(INPUT DATA begins)

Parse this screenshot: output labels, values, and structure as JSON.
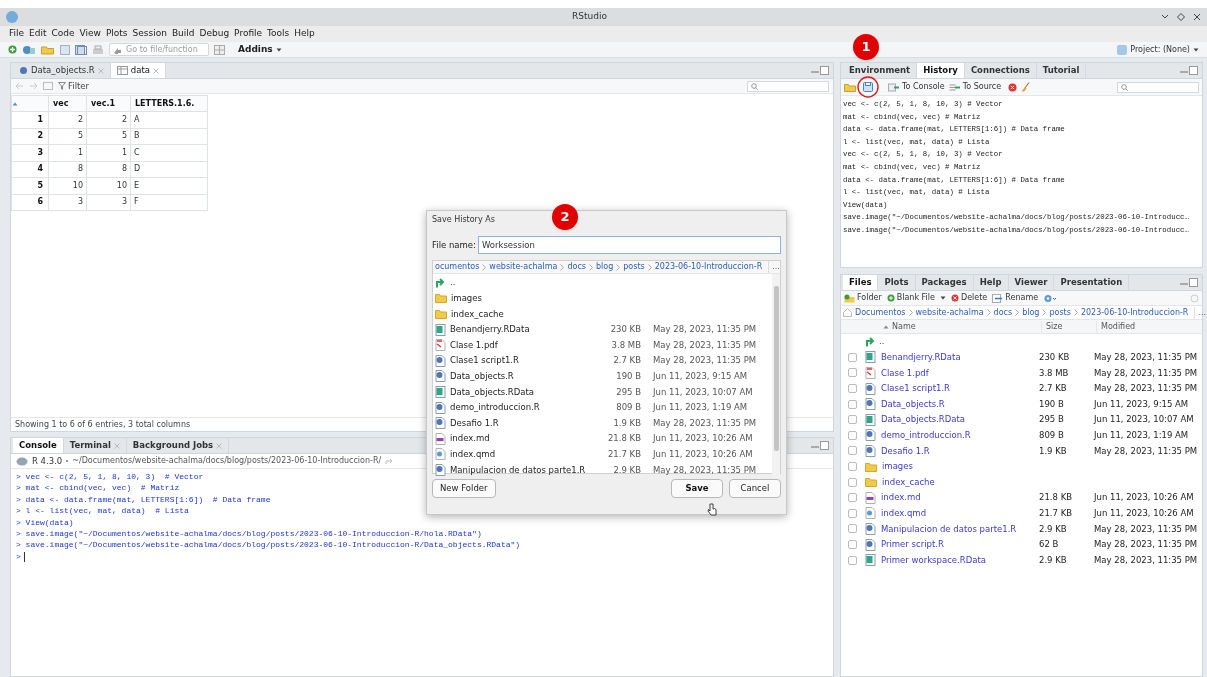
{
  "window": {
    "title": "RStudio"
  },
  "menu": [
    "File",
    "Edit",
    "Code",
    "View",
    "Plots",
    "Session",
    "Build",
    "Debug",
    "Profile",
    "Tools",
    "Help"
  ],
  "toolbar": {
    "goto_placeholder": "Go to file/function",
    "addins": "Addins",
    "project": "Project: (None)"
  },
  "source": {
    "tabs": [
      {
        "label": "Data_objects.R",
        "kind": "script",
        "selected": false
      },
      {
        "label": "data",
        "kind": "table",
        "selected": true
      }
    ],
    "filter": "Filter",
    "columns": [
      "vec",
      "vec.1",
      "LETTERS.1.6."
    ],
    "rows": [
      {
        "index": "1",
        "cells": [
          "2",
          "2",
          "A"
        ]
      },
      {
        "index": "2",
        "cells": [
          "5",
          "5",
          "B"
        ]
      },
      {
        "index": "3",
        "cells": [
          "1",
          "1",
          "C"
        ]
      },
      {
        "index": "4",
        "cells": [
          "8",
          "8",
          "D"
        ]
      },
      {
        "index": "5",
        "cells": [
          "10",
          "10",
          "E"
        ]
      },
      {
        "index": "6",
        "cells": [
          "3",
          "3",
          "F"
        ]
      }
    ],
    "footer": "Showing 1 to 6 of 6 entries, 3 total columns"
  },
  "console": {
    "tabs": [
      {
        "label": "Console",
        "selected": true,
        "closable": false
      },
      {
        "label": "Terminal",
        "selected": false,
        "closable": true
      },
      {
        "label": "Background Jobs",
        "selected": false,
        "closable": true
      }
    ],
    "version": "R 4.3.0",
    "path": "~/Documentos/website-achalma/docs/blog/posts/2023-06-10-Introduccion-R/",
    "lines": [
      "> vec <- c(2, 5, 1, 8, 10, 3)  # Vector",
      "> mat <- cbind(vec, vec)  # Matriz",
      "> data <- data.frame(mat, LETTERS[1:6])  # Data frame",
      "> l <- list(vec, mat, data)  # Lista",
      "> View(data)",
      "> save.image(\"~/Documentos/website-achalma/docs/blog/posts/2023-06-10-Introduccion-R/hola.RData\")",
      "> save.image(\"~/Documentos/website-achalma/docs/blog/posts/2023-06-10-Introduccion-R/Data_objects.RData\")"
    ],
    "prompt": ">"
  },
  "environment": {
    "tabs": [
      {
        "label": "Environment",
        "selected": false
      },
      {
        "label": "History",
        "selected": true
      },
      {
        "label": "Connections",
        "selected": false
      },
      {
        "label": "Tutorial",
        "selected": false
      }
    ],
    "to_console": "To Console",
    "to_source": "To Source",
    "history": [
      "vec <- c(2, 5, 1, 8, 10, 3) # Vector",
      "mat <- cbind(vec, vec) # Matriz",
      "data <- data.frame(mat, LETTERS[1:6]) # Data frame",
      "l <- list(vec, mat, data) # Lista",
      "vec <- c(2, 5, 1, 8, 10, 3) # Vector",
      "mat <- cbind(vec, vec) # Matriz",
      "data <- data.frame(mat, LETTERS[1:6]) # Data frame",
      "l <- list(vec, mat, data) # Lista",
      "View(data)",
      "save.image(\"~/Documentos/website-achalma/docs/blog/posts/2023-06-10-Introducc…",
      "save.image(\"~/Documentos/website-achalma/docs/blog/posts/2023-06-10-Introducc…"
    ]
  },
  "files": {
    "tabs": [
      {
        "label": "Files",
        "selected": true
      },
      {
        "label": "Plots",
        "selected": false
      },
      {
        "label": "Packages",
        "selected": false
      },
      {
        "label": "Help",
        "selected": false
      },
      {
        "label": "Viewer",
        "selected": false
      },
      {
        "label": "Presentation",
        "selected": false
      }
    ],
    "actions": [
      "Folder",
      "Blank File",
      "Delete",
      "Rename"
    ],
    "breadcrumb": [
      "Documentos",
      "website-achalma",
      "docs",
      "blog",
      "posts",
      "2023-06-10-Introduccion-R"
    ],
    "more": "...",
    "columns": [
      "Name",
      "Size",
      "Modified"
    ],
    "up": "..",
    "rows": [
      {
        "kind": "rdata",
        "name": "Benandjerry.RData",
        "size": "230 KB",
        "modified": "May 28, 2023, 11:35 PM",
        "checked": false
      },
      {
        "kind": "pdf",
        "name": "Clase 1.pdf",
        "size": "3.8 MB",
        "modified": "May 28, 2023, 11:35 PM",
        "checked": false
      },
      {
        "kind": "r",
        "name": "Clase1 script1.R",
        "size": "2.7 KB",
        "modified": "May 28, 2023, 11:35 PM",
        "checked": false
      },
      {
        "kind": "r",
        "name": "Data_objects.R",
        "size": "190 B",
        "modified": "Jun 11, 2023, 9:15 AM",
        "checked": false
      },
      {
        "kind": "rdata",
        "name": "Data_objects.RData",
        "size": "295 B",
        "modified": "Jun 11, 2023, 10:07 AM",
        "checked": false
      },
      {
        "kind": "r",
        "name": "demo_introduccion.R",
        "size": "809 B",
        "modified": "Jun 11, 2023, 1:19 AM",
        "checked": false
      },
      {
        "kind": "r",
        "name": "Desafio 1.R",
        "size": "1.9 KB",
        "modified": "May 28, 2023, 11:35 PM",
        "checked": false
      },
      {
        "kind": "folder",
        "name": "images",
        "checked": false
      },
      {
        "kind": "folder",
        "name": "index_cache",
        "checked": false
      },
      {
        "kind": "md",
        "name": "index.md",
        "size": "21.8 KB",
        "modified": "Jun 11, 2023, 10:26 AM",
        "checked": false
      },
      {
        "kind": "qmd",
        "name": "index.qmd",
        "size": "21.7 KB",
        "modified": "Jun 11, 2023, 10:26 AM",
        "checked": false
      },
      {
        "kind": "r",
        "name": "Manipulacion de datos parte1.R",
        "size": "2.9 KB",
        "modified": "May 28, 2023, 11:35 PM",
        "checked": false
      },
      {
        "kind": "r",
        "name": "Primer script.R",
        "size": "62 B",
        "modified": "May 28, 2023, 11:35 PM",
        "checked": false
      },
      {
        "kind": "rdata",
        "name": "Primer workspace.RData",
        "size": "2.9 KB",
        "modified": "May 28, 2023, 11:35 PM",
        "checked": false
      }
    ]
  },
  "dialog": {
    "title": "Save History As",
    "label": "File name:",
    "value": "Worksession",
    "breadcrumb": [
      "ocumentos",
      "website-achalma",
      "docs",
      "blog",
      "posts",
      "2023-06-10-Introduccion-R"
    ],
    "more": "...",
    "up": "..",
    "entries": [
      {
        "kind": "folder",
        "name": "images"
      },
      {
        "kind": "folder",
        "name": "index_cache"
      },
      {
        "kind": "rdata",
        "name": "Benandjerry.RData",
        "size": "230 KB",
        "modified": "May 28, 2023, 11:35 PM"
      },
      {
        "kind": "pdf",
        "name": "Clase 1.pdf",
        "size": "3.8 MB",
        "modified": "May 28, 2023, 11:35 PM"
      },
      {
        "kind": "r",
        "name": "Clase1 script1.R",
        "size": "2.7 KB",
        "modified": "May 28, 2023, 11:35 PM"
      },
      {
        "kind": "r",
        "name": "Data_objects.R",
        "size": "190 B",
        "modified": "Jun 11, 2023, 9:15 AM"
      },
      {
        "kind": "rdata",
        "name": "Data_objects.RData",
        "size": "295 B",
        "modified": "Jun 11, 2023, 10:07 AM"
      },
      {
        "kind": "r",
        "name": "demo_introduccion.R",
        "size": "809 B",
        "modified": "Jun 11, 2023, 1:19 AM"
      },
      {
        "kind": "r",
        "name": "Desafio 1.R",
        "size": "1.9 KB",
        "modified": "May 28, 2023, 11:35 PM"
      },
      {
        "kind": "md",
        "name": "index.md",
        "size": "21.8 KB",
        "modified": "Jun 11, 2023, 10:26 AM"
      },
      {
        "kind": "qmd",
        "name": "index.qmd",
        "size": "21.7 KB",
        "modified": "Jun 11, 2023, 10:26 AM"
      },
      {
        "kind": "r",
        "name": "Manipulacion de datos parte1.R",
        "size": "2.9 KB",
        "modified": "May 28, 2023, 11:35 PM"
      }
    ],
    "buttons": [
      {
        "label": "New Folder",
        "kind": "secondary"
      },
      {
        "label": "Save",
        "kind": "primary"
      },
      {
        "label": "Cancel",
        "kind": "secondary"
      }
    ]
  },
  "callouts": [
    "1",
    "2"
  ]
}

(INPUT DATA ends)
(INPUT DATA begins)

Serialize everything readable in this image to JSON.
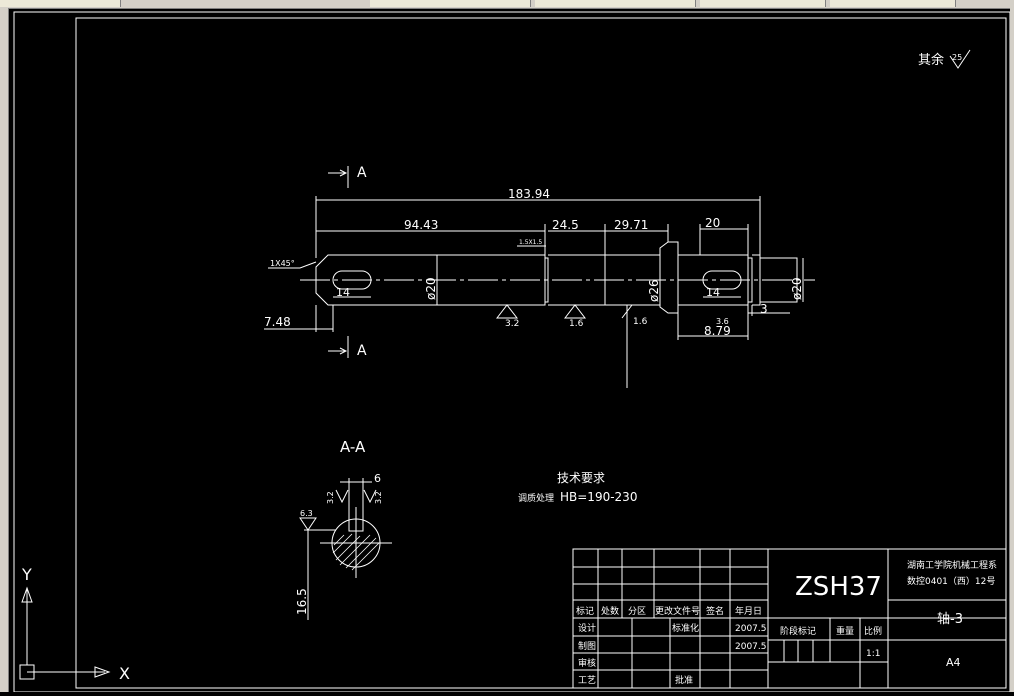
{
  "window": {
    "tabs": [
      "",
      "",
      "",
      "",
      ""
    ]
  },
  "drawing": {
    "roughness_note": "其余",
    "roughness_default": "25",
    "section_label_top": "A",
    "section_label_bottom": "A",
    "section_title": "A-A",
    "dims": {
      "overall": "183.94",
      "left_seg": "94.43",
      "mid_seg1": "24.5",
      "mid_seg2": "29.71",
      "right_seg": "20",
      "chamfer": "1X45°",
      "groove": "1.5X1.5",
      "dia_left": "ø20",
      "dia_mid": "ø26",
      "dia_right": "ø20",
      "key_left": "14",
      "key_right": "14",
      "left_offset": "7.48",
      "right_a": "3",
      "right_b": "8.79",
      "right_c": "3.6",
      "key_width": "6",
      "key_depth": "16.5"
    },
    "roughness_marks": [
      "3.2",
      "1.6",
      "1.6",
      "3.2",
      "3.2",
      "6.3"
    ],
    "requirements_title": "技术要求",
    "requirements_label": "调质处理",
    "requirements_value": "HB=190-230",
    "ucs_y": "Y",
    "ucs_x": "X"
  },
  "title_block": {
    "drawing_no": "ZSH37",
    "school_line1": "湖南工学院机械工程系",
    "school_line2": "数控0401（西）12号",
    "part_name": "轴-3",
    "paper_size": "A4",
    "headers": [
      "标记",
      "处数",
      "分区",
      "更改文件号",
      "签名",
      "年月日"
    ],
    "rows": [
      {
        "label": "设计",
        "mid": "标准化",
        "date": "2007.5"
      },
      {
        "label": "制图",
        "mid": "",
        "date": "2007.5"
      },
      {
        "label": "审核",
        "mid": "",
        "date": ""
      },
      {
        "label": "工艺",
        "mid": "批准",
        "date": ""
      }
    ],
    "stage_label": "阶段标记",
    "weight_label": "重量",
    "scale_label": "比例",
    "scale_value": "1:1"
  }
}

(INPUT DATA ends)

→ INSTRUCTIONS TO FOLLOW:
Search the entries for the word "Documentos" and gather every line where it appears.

→ ANSWER TO THIS TASK:
    "path": "~/Documentos/website-achalma/docs/blog/posts/2023-06-10-Introduccion-R/",
      "> save.image(\"~/Documentos/website-achalma/docs/blog/posts/2023-06-10-Introduccion-R/hola.RData\")",
      "> save.image(\"~/Documentos/website-achalma/docs/blog/posts/2023-06-10-Introduccion-R/Data_objects.RData\")"
      "save.image(\"~/Documentos/website-achalma/docs/blog/posts/2023-06-10-Introducc…",
      "save.image(\"~/Documentos/website-achalma/docs/blog/posts/2023-06-10-Introducc…"
      "Documentos",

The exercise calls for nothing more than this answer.